We've all seen the commercials.
I came to his house and knocked. To my surprise nobody came to let me in, but instead I heard a "Come in!" from the other side of the door. I turned the knob and walked into his house. The ammonia-like smell of cat urine was immediately overwhelming, and I could see the litter box on the floor. It was in desperate need of being changed and cleaned, and it sat right there in the main room under the picture window. Very little light was let in, but not because the window was covered by fancy drapes. Instead, the giant window was cloaked with those white generic window blinds that you can buy at Wal-Mart for $4.39. "I'm back here!" said the same voice that invited me in and I worked my way towards it. I went into the next room and there was Mr. Goldsmith.
"Hi," I said. "I'm Gooseneck!" I reached out my hand and he took it and gave it a light squeeze.
"Nice to meet you," he responded. "Excuse my mess, I am not much for cleaning."
The smell was overwhelming and the house didn't have any of the exquisite features I had envisioned it having. There was no art on the walls except for a few drawings of what looked like stick people and stick cats. There were no women flanking Mr. Goldsmith, nor was there a zebra skinned couch or a hint of sweet tobacco smoke in the air. Just that putrid rotten smell of cat piss. The man certainly wasn't dressed like the most interesting man in the world. He was wearing grey sweatpants and a blue t-shirt that said Members Only on it. He was watching America's Funniest Videos on his television, which wasn't even modern. It was an old Sony model with a 26 inch screen. Aside form the television on a stand there wasn't any other furniture in the room except for the chair he was sitting in. He invited me to bring in chair from the kitchen which was in the next room over, and I did. The smell of cat piss was burning my eyes.
"So what brings you to small town Iowa?" I asked him.
"Oh not much really." was his only reply... And that's how it went for most of the time I was there. The conversation was very one-sided, even awkward at times, and it was always me who instigated it when it occurred.
"Got grand kids?" I asked, pointing to the pictures of the stick figures on the wall.
"No." he said. Then silence.
"So what do you do for excitement?" I asked, expecting an extravagant response.
"Not much really," he answered.
He didn't at any time offer me a cold Dos Equis, nor a martini, nor a sloe gin fizz, nor even a glass of Japanese Sake'. In fact he didn't offer me anything to drink, and from the looks of it there wasn't much to offer. The kitchen was as messy as the rest of his house, with every dish he owned sitting in the sink or on the counter next to it. There was a half empty gallon of milk sitting on the counter also, which looked like it had been there for a few days as the milk looked more like a solid than it did a fluid. I'm sure it would have stunk had I been able to smell it... By now my nose was running form the ammonia vapors emitting from the cat box.

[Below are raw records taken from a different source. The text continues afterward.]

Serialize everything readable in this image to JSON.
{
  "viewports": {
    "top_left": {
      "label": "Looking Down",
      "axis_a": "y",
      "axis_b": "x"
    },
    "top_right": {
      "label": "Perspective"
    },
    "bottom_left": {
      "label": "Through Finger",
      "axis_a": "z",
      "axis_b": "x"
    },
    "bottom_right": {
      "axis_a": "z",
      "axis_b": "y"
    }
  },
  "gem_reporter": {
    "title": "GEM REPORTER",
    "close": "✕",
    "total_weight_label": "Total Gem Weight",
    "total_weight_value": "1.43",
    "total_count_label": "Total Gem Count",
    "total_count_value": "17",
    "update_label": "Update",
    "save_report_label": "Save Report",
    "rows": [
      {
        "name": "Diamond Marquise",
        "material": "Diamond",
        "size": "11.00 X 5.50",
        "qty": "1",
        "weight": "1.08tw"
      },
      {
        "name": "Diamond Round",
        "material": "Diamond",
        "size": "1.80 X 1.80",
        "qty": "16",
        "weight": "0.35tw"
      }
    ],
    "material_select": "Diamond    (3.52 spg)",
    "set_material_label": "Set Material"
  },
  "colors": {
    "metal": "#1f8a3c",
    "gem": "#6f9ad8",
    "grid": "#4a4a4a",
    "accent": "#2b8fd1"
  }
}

After just a few minutes I realized something that was totally unexpected. I was in the house of Jonathan Goldsmith, a man who had dined with kings and queens, who sailed a small sail boat across the Arctic Sea, whose mother had "SON" tattooed on her arm... And I was bored out of my fucking mind.
The smell of cat piss was so bad that I started to get a serious migraine. From the looks of that box there should have been about 30 cats in the house. There was enough compost there to fertilize Eastern China, and the stench was so powerful that it was causing the lights to dim. But the entire time I was there I did not see a single feline.
After about 20 minutes of awkward conversation dominated by silence, I decided it was time to go. I had resorted to holding my breath while sitting inside the house because I wasn't sure at which ratio ammonia and oxygen becomes lethal. Leaving was just as awkward as being there, and essentially I just told him that I better be going. He nodded and thanked me for stopping by.
"I don't get much company, " he said.
I thanked him for his time, made it back to his front door and stepped outside. The smell of oxygen hitting my nostrils was instant relief. Never mind that it's impact hit me with the force of a two-by-four, it just felt great to breathe again...